Forgive me if that doesn’t make me feel better.  Now, I’m not blaming Amazon, or Alexa, or the couple involved in the conversation.  What this scenario should be doing is radically readjusting what our expectations of a private conversation are.  About three decades ago, there was a short-lived (I believe) reality TV show called “Children Say the Funniest Things.”  It turned out that most of the funniest things concerned what they repeated from their parents.

Well, it’s not only our children that are in the room.  It’s also Internet-connected “smart” devices that can reliably digitally record our conversations and share them around the world.  Are we surprised?  We shouldn’t be.  Did we really think that putting a device that we could talk to in the room wouldn’t drastically change what privacy meant?
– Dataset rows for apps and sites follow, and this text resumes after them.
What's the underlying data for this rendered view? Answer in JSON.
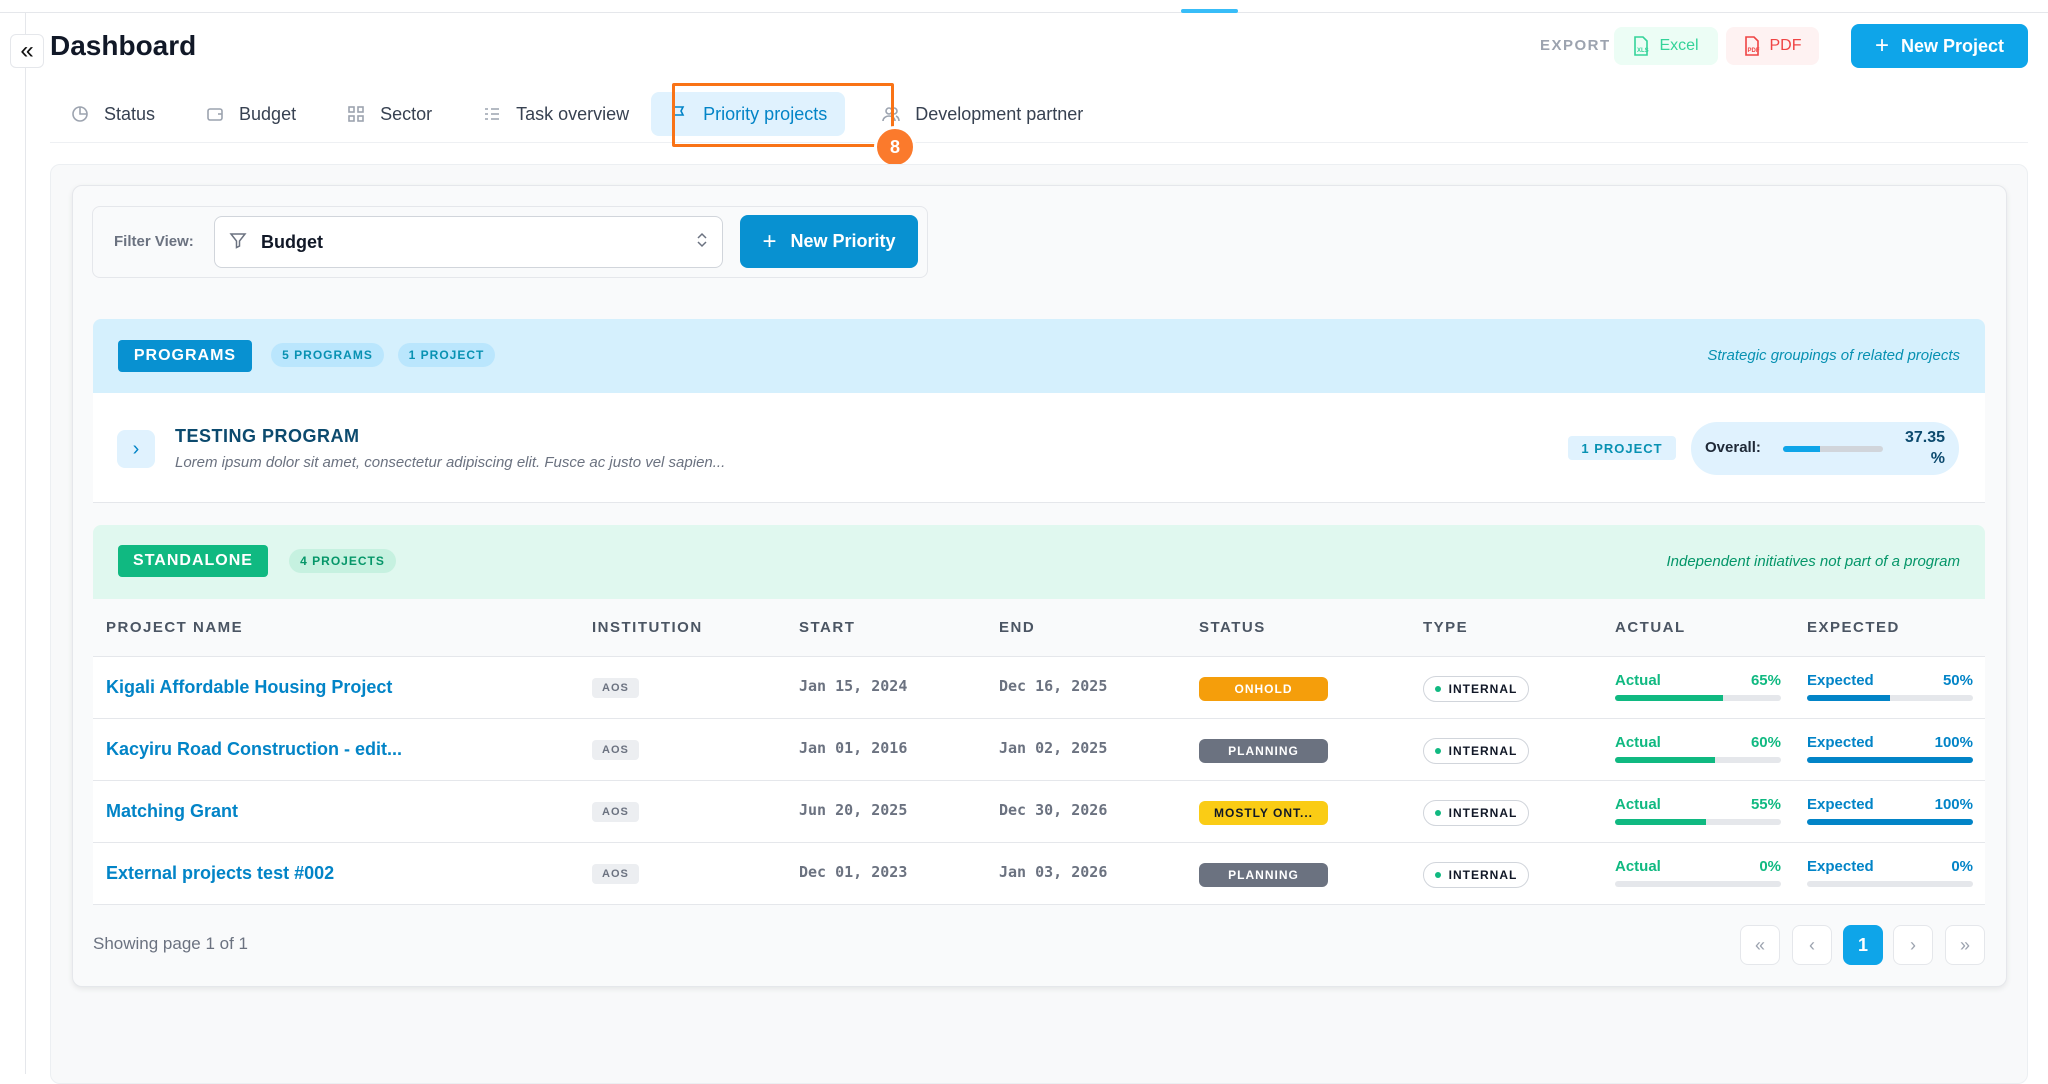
{
  "header": {
    "title": "Dashboard",
    "collapse_icon": "double-chevron-left-icon",
    "export_label": "EXPORT",
    "excel_label": "Excel",
    "pdf_label": "PDF",
    "new_project_label": "New Project"
  },
  "tabs": [
    {
      "label": "Status",
      "icon": "pie-chart-icon"
    },
    {
      "label": "Budget",
      "icon": "wallet-icon"
    },
    {
      "label": "Sector",
      "icon": "grid-icon"
    },
    {
      "label": "Task overview",
      "icon": "list-icon"
    },
    {
      "label": "Priority projects",
      "icon": "flag-icon",
      "active": true
    },
    {
      "label": "Development partner",
      "icon": "users-icon"
    }
  ],
  "annotation": {
    "badge": "8",
    "color": "#f97316"
  },
  "filter": {
    "label": "Filter View:",
    "selected": "Budget",
    "new_priority_label": "New Priority"
  },
  "programs": {
    "tag": "PROGRAMS",
    "count_programs": "5 PROGRAMS",
    "count_projects": "1 PROJECT",
    "note": "Strategic groupings of related projects",
    "item": {
      "title": "TESTING PROGRAM",
      "description": "Lorem ipsum dolor sit amet, consectetur adipiscing elit. Fusce ac justo vel sapien...",
      "project_count": "1 PROJECT",
      "overall_label": "Overall:",
      "overall_value_line1": "37.35",
      "overall_value_line2": "%",
      "overall_percent": 37.35
    }
  },
  "standalone": {
    "tag": "STANDALONE",
    "count_projects": "4 PROJECTS",
    "note": "Independent initiatives not part of a program"
  },
  "table": {
    "headers": {
      "name": "PROJECT NAME",
      "institution": "INSTITUTION",
      "start": "START",
      "end": "END",
      "status": "STATUS",
      "type": "TYPE",
      "actual": "ACTUAL",
      "expected": "EXPECTED"
    },
    "rows": [
      {
        "name": "Kigali Affordable Housing Project",
        "institution": "AOS",
        "start": "Jan 15, 2024",
        "end": "Dec 16, 2025",
        "status": "ONHOLD",
        "status_color": "#f59e0b",
        "type": "INTERNAL",
        "actual_label": "Actual",
        "actual": "65%",
        "actual_pct": 65,
        "expected_label": "Expected",
        "expected": "50%",
        "expected_pct": 50
      },
      {
        "name": "Kacyiru Road Construction - edit...",
        "institution": "AOS",
        "start": "Jan 01, 2016",
        "end": "Jan 02, 2025",
        "status": "PLANNING",
        "status_color": "#6b7280",
        "type": "INTERNAL",
        "actual_label": "Actual",
        "actual": "60%",
        "actual_pct": 60,
        "expected_label": "Expected",
        "expected": "100%",
        "expected_pct": 100
      },
      {
        "name": "Matching Grant",
        "institution": "AOS",
        "start": "Jun 20, 2025",
        "end": "Dec 30, 2026",
        "status": "MOSTLY ONT...",
        "status_color": "#facc15",
        "type": "INTERNAL",
        "actual_label": "Actual",
        "actual": "55%",
        "actual_pct": 55,
        "expected_label": "Expected",
        "expected": "100%",
        "expected_pct": 100
      },
      {
        "name": "External projects test #002",
        "institution": "AOS",
        "start": "Dec 01, 2023",
        "end": "Jan 03, 2026",
        "status": "PLANNING",
        "status_color": "#6b7280",
        "type": "INTERNAL",
        "actual_label": "Actual",
        "actual": "0%",
        "actual_pct": 0,
        "expected_label": "Expected",
        "expected": "0%",
        "expected_pct": 0
      }
    ]
  },
  "pagination": {
    "summary": "Showing page 1 of 1",
    "current": "1",
    "first_icon": "double-chevron-left-icon",
    "prev_icon": "chevron-left-icon",
    "next_icon": "chevron-right-icon",
    "last_icon": "double-chevron-right-icon"
  },
  "colors": {
    "accent": "#0ea5e9",
    "programs_tag": "#0891d1",
    "standalone_tag": "#10b981",
    "actual_bar": "#10b981",
    "expected_bar": "#0284c7"
  }
}
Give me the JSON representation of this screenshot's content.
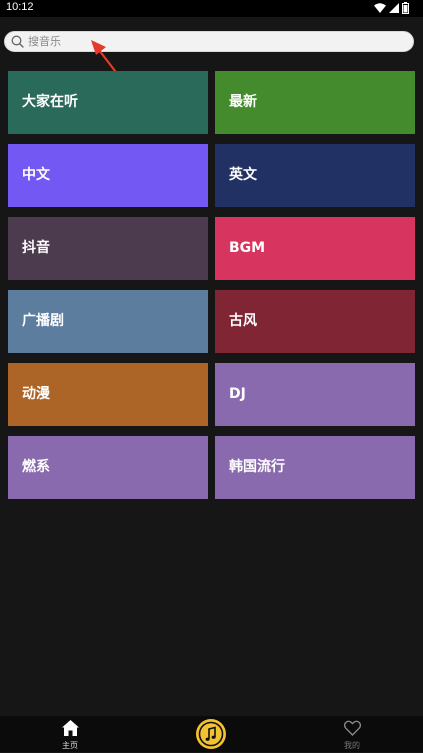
{
  "status_bar": {
    "time": "10:12",
    "icons": [
      "wifi-icon",
      "signal-icon",
      "battery-icon"
    ]
  },
  "search": {
    "placeholder": "搜音乐",
    "icon": "search-icon"
  },
  "annotation": {
    "type": "arrow",
    "color": "#e53a2b"
  },
  "categories": [
    {
      "label": "大家在听",
      "color": "#2a6a5a"
    },
    {
      "label": "最新",
      "color": "#448b2e"
    },
    {
      "label": "中文",
      "color": "#7358f3"
    },
    {
      "label": "英文",
      "color": "#223163"
    },
    {
      "label": "抖音",
      "color": "#4c3a4e"
    },
    {
      "label": "BGM",
      "color": "#d7355f"
    },
    {
      "label": "广播剧",
      "color": "#5d7d9f"
    },
    {
      "label": "古风",
      "color": "#7f2534"
    },
    {
      "label": "动漫",
      "color": "#ad6427"
    },
    {
      "label": "DJ",
      "color": "#8a6aae"
    },
    {
      "label": "燃系",
      "color": "#8a6aae"
    },
    {
      "label": "韩国流行",
      "color": "#8a6aae"
    }
  ],
  "bottom_nav": {
    "home": {
      "label": "主页",
      "icon": "home-icon"
    },
    "player": {
      "icon": "music-note-icon",
      "color": "#f2c232"
    },
    "mine": {
      "label": "我的",
      "icon": "heart-icon"
    }
  }
}
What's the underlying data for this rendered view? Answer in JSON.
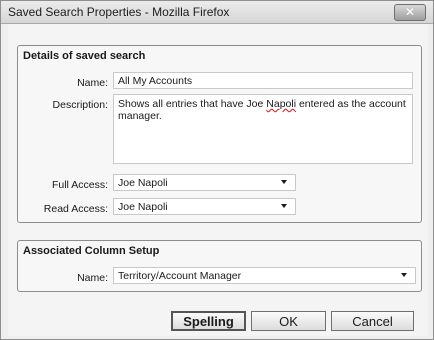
{
  "window": {
    "title": "Saved Search Properties - Mozilla Firefox",
    "close_label": "✕"
  },
  "details": {
    "heading": "Details of saved search",
    "name_label": "Name:",
    "name_value": "All My Accounts",
    "description_label": "Description:",
    "description_value_prefix": "Shows all entries that have Joe ",
    "description_value_misspelled": "Napoli",
    "description_value_suffix": " entered as the account manager.",
    "full_access_label": "Full Access:",
    "full_access_value": "Joe Napoli",
    "read_access_label": "Read Access:",
    "read_access_value": "Joe Napoli"
  },
  "column_setup": {
    "heading": "Associated Column Setup",
    "name_label": "Name:",
    "name_value": "Territory/Account Manager"
  },
  "buttons": {
    "spelling": "Spelling",
    "ok": "OK",
    "cancel": "Cancel"
  }
}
Well, here we are.  Alexa is not only a frictionless method of ordering products.  It is an unimpeachable witness listening to “some” conversations in the room.  Which ones?  Well, that’s not quite clear.  There are keywords, but depending on location, volume, and accent, Alexa may hear keywords where none are intended.

And it will decide who to share those conversations with, perhaps based on pre-programmed keywords.  Or perhaps based on an AI-type natural language interpretation of a statement.  Or, most concerning, based on a hack of the system.

One has to ask if in the very near future Alexa may well be subject to a warrant in a criminal case?  Guess what, it has already happened.  And unintended consequences will continue to occur, and many of those consequences will continue to be more and more public.

We may well accept that tradeoff – more and different unintended consequences in return for greater convenience in ordering things.  I’m aware that Alexa can do more than that, and that its range of capability will only continue to expand.  But so will the range of unintended consequences.